The Book of Ezekiel records several visions he saw from God. Visions are difficult to understand and interpret as they involve an attempt to describe – with human language – things that “eye has not seen, nor ear heard” (1 Corinthians 2:9). One such vision was Ezekiel’s vision of God and the four creatures in Chapter 1.
Ezekiel describes seeing “four living creatures”, each with four faces and four wings (v 5 and 6). We later learn that these creatures are Cherubim – the angels that guard the throne of God and unceasingly cry out “Holy, holy, holy” to God. The four faces were of a man, a lion, an ox, and an eagle (v 10). We might think that this is a strange scene. However, in the Revelation, St John also describes seeing four living creatures with a similar appearance (Revelation 4:6-8).
The Church Fathers see these creatures as representing the Four Evangelists. They also show the characteristics of Christ Himself which we are called to emulate, being the human reason He had, the sacrifice He made like an ox, the lion-like bravery He had and the contemplation of higher things we achieve through Him, symbolised by the eagle.

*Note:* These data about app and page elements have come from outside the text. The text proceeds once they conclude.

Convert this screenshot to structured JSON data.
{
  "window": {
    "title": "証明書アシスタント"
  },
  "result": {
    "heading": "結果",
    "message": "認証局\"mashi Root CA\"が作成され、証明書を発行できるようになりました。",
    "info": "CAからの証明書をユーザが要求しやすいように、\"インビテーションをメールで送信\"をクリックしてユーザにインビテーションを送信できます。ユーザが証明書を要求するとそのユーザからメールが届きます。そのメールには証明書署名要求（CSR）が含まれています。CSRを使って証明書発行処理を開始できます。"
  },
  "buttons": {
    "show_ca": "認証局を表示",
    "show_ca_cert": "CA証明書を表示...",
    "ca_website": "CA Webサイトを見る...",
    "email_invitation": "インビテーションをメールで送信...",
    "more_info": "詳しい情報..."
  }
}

Ezekiel then sees “one wheel on the earth next to each living creature,” designed in a way that there was a “wheel within a wheel” (v 14 and 15). Those wheels went wherever the living creatures went (v 20). St Gregory the Dialogist sees the wheels as illustrating that the “New Testament lay hidden by allegory in … the Old Testament,” which is carried by the Evangelists and helps us to understand God.
Finally, Ezekiel sees a man surrounded with brightness “like the appearance of a rainbow in a cloud on a rainy day” (v 27). This represents the glory of the New Covenant brought by Jesus’ Incarnation – where before there was darkness, now there is brightness and glory.
Source: Lychnos August–September 2020